• [What is required]:
Reproduce the records word for word, apart from the images they contain.

• [Input records]:
§ §
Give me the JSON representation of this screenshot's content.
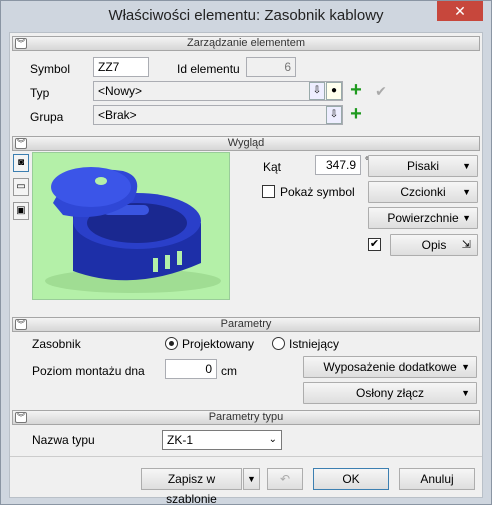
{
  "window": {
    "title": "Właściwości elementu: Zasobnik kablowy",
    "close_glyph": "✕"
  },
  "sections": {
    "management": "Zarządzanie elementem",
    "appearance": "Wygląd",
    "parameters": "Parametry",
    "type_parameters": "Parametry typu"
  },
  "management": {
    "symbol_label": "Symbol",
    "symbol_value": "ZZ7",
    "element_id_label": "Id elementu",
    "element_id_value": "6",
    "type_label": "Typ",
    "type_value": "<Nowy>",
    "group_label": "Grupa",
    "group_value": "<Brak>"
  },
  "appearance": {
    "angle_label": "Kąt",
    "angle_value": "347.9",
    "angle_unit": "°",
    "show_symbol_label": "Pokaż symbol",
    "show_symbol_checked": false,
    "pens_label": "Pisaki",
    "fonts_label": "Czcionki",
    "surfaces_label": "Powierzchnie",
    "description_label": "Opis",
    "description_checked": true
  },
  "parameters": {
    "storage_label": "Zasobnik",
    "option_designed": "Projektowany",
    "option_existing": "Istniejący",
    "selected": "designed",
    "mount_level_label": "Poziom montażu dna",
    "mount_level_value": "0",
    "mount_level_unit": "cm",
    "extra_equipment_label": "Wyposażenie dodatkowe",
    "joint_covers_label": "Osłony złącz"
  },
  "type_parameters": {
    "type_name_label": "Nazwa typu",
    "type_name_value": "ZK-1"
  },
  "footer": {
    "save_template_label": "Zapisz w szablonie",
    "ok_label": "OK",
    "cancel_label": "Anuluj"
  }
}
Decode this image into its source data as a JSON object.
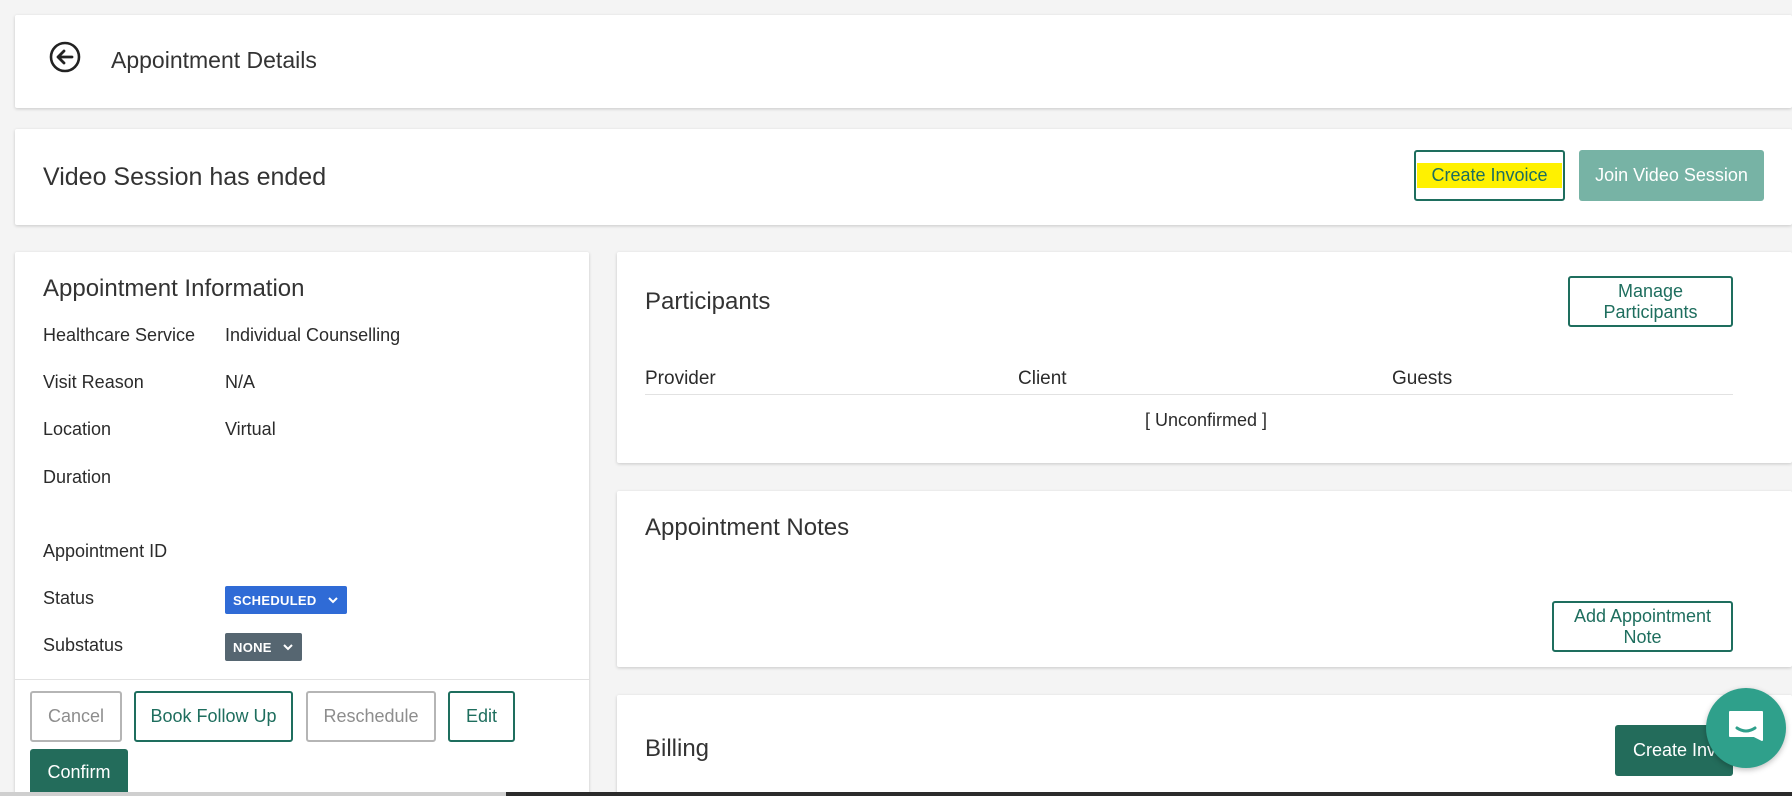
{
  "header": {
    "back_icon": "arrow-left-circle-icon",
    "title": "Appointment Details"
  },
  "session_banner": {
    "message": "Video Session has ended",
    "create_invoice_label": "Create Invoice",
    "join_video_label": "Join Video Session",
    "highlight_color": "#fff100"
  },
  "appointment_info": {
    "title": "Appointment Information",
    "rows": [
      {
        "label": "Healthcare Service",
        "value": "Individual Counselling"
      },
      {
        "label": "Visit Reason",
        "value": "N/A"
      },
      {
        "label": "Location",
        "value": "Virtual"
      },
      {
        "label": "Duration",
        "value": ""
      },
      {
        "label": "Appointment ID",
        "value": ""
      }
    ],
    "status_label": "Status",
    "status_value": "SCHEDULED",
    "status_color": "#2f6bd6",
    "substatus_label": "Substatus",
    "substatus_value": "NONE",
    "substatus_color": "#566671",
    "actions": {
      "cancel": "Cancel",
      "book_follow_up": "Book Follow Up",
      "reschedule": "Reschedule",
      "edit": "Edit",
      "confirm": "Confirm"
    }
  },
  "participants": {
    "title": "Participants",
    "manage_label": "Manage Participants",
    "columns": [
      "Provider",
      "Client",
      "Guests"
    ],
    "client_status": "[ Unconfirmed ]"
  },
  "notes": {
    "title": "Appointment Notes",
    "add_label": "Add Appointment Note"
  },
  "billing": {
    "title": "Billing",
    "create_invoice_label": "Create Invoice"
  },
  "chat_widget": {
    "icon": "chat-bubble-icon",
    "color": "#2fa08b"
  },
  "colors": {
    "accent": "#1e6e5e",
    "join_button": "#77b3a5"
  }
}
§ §
• [Response for this exercise]:
Give me the JSON representation of this screenshot's content.
{
  "window": {
    "title": "Właściwości elementu: Zasobnik kablowy",
    "close_glyph": "✕"
  },
  "sections": {
    "management": "Zarządzanie elementem",
    "appearance": "Wygląd",
    "parameters": "Parametry",
    "type_parameters": "Parametry typu"
  },
  "management": {
    "symbol_label": "Symbol",
    "symbol_value": "ZZ7",
    "element_id_label": "Id elementu",
    "element_id_value": "6",
    "type_label": "Typ",
    "type_value": "<Nowy>",
    "group_label": "Grupa",
    "group_value": "<Brak>"
  },
  "appearance": {
    "angle_label": "Kąt",
    "angle_value": "347.9",
    "angle_unit": "°",
    "show_symbol_label": "Pokaż symbol",
    "show_symbol_checked": false,
    "pens_label": "Pisaki",
    "fonts_label": "Czcionki",
    "surfaces_label": "Powierzchnie",
    "description_label": "Opis",
    "description_checked": true
  },
  "parameters": {
    "storage_label": "Zasobnik",
    "option_designed": "Projektowany",
    "option_existing": "Istniejący",
    "selected": "designed",
    "mount_level_label": "Poziom montażu dna",
    "mount_level_value": "0",
    "mount_level_unit": "cm",
    "extra_equipment_label": "Wyposażenie dodatkowe",
    "joint_covers_label": "Osłony złącz"
  },
  "type_parameters": {
    "type_name_label": "Nazwa typu",
    "type_name_value": "ZK-1"
  },
  "footer": {
    "save_template_label": "Zapisz w szablonie",
    "ok_label": "OK",
    "cancel_label": "Anuluj"
  }
}
Decode this image into its source data as a JSON object.
{
  "header": {
    "back_icon": "arrow-left-circle-icon",
    "title": "Appointment Details"
  },
  "session_banner": {
    "message": "Video Session has ended",
    "create_invoice_label": "Create Invoice",
    "join_video_label": "Join Video Session",
    "highlight_color": "#fff100"
  },
  "appointment_info": {
    "title": "Appointment Information",
    "rows": [
      {
        "label": "Healthcare Service",
        "value": "Individual Counselling"
      },
      {
        "label": "Visit Reason",
        "value": "N/A"
      },
      {
        "label": "Location",
        "value": "Virtual"
      },
      {
        "label": "Duration",
        "value": ""
      },
      {
        "label": "Appointment ID",
        "value": ""
      }
    ],
    "status_label": "Status",
    "status_value": "SCHEDULED",
    "status_color": "#2f6bd6",
    "substatus_label": "Substatus",
    "substatus_value": "NONE",
    "substatus_color": "#566671",
    "actions": {
      "cancel": "Cancel",
      "book_follow_up": "Book Follow Up",
      "reschedule": "Reschedule",
      "edit": "Edit",
      "confirm": "Confirm"
    }
  },
  "participants": {
    "title": "Participants",
    "manage_label": "Manage Participants",
    "columns": [
      "Provider",
      "Client",
      "Guests"
    ],
    "client_status": "[ Unconfirmed ]"
  },
  "notes": {
    "title": "Appointment Notes",
    "add_label": "Add Appointment Note"
  },
  "billing": {
    "title": "Billing",
    "create_invoice_label": "Create Invoice"
  },
  "chat_widget": {
    "icon": "chat-bubble-icon",
    "color": "#2fa08b"
  },
  "colors": {
    "accent": "#1e6e5e",
    "join_button": "#77b3a5"
  }
}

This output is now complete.